We enforced breaks, providing food and drink. Everyone was required to report in, including BMS, discussed problems, made decisions. Food was donated by local businesses.
A specialist checked the moisture reading within the microfilm cabinets. The readings indicated that the drawers were providing a good moisture barrier. After literally baking our waterlogged electrical equipment in a 115-degree room, we only lost two computer keyboards, one fax machine and three telephones.
We forgot to check items on our walls – these certificates were noticed only after mold had started growing on the back sides. Our noses found this problem!
Of the 140,000 volumes approx 2,000 needed immediate attention and were sent off to be freeze-dried. They were returned before we could bring them back into the building. Thankfully, the Hoover Presidential Library had a spot for us.
We were “lucky”. We had an up-to-date- disaster response plan in place, on file with the fire department and staff trained to carry it out. Our prompt and whole-hearted response saved us at least a day of recovery and at least $10,000 in recovery services.
PROTECT YOURSELF Wear a N95 disposable respirator Use disposable gloves if handling the material Goggles or protective eyewear should be worn Don’t touch your eyes or mouth if you’ve touched a moldy item Wash your hands as soon as possible once vacated infected area Take a shower and wash your clothes in hot water and bleach Illnesses due to exposure to mold can result from both high level, short-term exposures and lower level, long- term exposures.
1.Get to know your emergency responders ahead of time. In an emergency they control your building. 2.Send staff home or give them a “special job” if they are obstructive or have a health problem. 3.Insure communication and fed, rested staff with mandatory meetings. 4.Secure your building. 5.Keep a log. SHSI 1996 Every disaster situation is different, lessons learned (or reinforced) in this one:
You can not experience a good recovery process If you have not Prepared ahead of time Involved key people Trained staff Developed good communication and cooperation

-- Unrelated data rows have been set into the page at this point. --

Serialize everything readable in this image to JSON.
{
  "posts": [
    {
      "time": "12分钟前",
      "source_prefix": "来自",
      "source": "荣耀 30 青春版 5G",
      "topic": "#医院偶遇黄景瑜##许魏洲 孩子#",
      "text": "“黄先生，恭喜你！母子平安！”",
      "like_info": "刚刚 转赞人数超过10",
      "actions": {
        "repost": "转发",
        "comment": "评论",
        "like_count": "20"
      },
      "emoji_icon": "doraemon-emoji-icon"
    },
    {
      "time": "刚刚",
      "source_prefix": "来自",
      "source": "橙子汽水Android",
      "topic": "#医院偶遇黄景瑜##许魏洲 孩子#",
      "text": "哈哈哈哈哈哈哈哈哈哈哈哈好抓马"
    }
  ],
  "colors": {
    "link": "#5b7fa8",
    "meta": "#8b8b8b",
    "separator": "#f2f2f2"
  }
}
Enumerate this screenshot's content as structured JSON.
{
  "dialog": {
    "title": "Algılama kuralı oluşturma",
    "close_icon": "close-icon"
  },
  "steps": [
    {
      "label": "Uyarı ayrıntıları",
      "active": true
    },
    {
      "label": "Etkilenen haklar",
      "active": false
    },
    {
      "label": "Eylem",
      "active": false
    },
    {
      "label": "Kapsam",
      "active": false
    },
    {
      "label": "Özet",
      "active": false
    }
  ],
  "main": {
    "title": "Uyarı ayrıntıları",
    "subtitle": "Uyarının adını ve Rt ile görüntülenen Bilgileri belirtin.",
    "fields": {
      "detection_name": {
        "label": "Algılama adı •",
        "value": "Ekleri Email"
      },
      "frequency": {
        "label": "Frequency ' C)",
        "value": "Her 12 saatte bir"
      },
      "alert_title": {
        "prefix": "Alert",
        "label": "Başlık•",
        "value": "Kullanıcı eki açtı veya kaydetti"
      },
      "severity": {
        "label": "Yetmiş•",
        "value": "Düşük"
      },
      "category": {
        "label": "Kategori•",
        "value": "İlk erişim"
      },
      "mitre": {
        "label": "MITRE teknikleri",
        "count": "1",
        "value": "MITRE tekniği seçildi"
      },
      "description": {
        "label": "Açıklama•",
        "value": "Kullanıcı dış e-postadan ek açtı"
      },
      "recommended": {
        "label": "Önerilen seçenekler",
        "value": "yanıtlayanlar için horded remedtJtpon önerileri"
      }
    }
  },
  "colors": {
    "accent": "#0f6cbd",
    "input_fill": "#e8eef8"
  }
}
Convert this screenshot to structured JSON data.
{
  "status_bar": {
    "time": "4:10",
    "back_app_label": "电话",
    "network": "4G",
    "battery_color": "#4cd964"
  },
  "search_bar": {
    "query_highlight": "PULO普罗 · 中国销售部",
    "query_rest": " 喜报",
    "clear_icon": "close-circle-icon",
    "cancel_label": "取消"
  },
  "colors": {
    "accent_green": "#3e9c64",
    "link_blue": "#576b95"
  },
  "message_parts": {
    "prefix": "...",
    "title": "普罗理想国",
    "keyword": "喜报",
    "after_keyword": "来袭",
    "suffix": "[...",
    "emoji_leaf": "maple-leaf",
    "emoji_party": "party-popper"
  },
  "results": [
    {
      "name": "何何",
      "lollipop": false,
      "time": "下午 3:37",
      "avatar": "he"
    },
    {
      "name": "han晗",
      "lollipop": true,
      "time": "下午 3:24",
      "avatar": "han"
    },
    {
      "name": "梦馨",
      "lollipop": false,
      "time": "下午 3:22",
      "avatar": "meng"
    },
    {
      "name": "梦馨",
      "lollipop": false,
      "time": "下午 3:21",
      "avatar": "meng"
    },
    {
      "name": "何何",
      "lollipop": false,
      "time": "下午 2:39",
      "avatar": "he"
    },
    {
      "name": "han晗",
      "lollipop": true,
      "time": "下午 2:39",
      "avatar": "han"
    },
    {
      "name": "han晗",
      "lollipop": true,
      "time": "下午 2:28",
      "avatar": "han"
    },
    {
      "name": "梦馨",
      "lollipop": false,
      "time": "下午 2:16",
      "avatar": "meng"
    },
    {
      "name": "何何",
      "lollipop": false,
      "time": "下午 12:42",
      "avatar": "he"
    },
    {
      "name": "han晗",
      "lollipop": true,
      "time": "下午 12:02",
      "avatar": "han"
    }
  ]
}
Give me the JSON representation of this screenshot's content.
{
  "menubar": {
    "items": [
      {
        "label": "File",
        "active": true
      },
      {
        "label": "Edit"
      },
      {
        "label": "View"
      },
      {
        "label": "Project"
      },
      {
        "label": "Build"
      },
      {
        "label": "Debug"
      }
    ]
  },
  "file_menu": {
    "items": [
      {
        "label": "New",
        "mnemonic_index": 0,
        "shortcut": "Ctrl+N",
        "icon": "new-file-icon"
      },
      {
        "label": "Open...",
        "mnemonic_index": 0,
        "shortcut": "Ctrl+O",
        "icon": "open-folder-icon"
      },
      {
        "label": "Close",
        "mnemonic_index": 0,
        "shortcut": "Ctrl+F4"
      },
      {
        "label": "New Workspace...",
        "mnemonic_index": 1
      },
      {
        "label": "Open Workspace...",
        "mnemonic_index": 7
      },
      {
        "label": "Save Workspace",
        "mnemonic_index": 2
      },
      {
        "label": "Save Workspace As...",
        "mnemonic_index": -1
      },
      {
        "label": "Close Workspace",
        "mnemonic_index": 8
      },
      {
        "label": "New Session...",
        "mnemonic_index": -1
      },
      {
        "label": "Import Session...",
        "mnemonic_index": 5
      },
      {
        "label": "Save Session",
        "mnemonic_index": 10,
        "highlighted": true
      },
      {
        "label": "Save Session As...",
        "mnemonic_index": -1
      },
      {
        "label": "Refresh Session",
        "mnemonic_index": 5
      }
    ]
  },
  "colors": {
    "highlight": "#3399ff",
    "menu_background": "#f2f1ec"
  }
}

Disaster Plans On the Web Minnesota Historical Society Disaster Preparedness Plan http://www.mnhs.org/preserve/conservation/emergency.html item type specific instructions for drying materials Syracuse University Libraries http://library.syr.edu/about/departments/preservation/recovery/ has illustrations on how to pack and dry books –Disaster plan for print materialsDisaster plan for print materials –Disaster plan for Non-print and Photographic materialsDisaster plan for Non-print and Photographic materials –Disaster plan for Audio materialsDisaster plan for Audio materials –Library Emergency SuppliesLibrary Emergency Supplies Western New York Disaster Preparedness and Recovery Manual for Libraries and Archives (Western New York Library Resources Council has worksheetsWestern New York Disaster Preparedness and Recovery Manual for Libraries and Archives http://www.wnylrc.org/documentView.asp?docid=35&sid= dPlan http://www.dplan.org/ Use this online tool to create your own disaster plandPlan http://cool.conservation-us.org/bytopic/disasters/plans/
Selected Sources Preservation Beat http://blog.lib.uiowa.edu/preservation/ Flood Recovery Booklet http://hosted.lib.uiowa.edu/flood/ University of Iowa Preservation Dept. Resource Page http://www.lib.uiowa.edu/preservation/Resources.html Patkus, Beth & Robert E Schnare. Disaster Preparedness Workbook for Cultural Institutions Within the Military. 2009 http://www.loc.gov/flicc/about/FLICC_WGs/disaster/DisasterPreparednessWor kbook.pdf Field Guide to Emergency Response http://www.heritagepreservation.org/catalog/product.asp?IntProdID=33 ebrary’s Natural Disaster and Extreme Weather http://disaster.ebrary.com
Nancy E Kraft firstname.lastname@example.org Photo by Tim Schoon I encourage all of you to do one thing this month to becoming prepared. Gather supplies or prepare a phone list. Have a great rest of the day!